Obrest is one of 3,600 residents of Sayler Park, Cincinnati’s western-most neighborhood.

The place is known for its riverside park and roads winding through the hillside, but the same assets that make the neighborhood unique also cut it off from the rest of the city. 

There’s only one easy way in and out of the neighborhood. It takes about 20 minutes to get to downtown Cincinnati.

It’s not the ideal place for large-scale retail, which could be why the closest grocery store is 5 miles away.

Though for Dr. Alan Wight, a professor and community garden liaison at the University of Cincinnati, the neighborhood was a perfect candidate for one of his food mapping projects.

A part of the Central Ohio River Valley Food Guide, Wight works closely with neighborhoods to develop these utilitarian pieces of art, highlighting community assets.

“They often think about ‘Hey, here are the things my neighborhood doesn’t have,’ as opposed to ‘Here are the the things my neighborhood does have,’” he said.

The food mapping process changes that thinking, drawing attention to places like Paper Street Farm.

“Mike was involved in at least one of the first two or three meetings before the pandemic hit,” Wight said.

The project started in late 2019 in partnership with Produce Perks and Mercy Health, giving Sayler Park locals time to get to know exactly what their neighborhoods had to offer. 

“In one way it shows people what you can do with a small area of land and how much food can actually be grown from it,” Obrest said.

Wight’s maps also drew attention to the food that is already there naturally. 

“Once you do know what you’re doing, this part of the world is filled with papaws, filled with mulberries and black walnuts,” he said.

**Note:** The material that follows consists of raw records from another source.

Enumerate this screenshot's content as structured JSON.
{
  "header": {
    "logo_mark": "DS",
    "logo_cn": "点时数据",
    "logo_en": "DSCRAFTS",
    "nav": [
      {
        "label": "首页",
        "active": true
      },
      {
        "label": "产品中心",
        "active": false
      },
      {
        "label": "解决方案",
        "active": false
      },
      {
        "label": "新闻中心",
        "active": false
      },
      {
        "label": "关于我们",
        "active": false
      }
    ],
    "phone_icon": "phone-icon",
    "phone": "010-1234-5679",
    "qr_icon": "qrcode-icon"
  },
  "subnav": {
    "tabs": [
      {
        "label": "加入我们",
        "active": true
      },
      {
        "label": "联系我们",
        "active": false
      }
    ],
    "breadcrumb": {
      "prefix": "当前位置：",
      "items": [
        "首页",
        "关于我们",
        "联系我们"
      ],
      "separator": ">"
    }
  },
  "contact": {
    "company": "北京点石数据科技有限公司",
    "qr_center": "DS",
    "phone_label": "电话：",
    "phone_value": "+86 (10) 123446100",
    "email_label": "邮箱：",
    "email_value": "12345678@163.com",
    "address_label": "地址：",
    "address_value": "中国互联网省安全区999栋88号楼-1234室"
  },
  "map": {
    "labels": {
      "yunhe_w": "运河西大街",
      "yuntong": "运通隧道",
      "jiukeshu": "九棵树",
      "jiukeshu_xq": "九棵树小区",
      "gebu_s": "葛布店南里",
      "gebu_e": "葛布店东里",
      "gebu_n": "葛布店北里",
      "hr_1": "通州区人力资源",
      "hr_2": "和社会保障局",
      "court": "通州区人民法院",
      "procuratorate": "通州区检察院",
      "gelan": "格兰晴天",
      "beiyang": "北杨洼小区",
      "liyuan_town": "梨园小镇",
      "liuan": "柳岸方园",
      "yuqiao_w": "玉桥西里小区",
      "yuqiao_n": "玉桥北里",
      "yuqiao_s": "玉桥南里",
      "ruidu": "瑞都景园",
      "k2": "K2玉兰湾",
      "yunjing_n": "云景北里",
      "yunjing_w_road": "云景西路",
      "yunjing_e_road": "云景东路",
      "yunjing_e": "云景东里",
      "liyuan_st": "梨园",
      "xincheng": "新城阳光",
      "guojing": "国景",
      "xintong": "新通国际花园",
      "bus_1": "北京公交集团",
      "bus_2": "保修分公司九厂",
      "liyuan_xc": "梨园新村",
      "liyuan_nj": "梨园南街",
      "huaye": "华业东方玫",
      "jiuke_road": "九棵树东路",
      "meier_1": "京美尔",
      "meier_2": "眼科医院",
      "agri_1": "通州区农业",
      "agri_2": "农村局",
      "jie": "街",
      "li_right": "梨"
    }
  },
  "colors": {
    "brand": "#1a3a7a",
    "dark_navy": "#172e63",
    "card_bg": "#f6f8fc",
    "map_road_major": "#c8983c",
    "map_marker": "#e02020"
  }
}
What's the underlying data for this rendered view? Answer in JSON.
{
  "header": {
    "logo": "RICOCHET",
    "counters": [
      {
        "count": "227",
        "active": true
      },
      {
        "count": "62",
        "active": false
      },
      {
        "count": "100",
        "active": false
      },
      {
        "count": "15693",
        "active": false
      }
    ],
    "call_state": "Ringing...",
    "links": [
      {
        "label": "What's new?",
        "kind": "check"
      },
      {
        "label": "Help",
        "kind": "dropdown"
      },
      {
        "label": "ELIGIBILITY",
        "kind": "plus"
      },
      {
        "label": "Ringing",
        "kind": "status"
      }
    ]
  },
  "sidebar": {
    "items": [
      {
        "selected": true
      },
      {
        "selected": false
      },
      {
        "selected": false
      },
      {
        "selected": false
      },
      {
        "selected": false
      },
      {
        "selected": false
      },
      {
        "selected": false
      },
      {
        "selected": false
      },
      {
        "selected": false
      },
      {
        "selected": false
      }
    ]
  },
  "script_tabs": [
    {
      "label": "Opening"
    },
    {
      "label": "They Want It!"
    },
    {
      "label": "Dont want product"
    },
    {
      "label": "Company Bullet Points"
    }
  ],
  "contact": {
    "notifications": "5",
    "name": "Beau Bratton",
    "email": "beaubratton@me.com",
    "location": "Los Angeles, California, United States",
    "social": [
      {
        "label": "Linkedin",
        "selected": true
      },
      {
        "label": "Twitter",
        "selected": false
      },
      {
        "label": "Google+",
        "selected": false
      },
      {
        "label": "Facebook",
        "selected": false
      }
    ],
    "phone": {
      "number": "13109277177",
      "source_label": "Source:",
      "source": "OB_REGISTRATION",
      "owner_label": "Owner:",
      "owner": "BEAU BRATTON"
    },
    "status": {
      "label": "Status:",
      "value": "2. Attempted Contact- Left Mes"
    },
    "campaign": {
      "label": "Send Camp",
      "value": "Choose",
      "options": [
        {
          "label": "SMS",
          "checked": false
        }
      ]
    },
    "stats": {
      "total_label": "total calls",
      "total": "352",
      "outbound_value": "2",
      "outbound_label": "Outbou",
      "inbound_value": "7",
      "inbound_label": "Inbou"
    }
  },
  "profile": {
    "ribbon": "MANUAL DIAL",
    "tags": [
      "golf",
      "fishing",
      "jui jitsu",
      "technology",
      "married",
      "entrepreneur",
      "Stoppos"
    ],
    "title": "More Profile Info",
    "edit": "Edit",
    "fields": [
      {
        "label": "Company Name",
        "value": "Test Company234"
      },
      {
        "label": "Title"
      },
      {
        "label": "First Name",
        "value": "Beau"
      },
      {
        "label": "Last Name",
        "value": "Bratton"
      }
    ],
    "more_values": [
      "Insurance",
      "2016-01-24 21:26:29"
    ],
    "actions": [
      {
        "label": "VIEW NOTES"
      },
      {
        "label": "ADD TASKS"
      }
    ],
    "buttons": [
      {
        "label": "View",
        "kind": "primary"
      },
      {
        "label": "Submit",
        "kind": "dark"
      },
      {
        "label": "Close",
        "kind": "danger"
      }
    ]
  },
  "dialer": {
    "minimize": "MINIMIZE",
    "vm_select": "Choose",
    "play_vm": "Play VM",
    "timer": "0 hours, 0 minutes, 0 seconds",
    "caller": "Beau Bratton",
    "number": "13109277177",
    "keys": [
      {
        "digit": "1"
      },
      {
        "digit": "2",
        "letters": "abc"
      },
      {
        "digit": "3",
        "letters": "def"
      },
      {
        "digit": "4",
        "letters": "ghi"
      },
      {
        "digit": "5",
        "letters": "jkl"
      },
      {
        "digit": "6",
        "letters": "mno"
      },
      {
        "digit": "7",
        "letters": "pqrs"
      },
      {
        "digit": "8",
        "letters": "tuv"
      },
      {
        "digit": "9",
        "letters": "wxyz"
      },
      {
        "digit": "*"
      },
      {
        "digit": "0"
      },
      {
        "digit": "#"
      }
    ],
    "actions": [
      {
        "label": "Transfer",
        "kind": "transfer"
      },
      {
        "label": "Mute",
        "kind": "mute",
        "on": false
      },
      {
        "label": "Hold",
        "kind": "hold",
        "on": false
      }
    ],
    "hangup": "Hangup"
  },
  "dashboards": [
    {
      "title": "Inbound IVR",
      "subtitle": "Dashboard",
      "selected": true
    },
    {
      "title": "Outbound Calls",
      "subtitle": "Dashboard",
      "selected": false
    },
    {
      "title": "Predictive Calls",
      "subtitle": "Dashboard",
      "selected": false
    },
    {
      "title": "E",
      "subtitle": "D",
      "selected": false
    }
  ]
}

Part of the process was offering those lessons. Wight gave anyone interested kits to help identify edibles throughout the neighborhood, giving examples of leaves, berries and bark that give the plants away.

He said those native edibles are also some of the easiest to start growing in any neighborhood garden.

Wight understands though that foraging and gardening can’t be the only option for finding food in your neighborhood. His maps also highlight manmade assets.

“They list restaurants,” he said. “They list buildings. They list places, green spaces.”  

From there, locals can work with food access organizations to improve what they already have, like Gracely Food Mart, the neighborhood convenience store. 

A recent partnership with Produce Perks, has helped the store expand its refrigeration and add more fresh produce options.

The project has also increased interest in expanding Paper Street Farm, and adding more places like it. The Sayler Park Community Council said the neighborhood is hoping to install an orchard at the local school and is working to expand its seasonal farmer’s market.

As for the maps, Wight said they’ll go up around the neighborhood. He’s been giving them out to some of the local food providers like Obrest. 

He plans to display it proudly on the farm.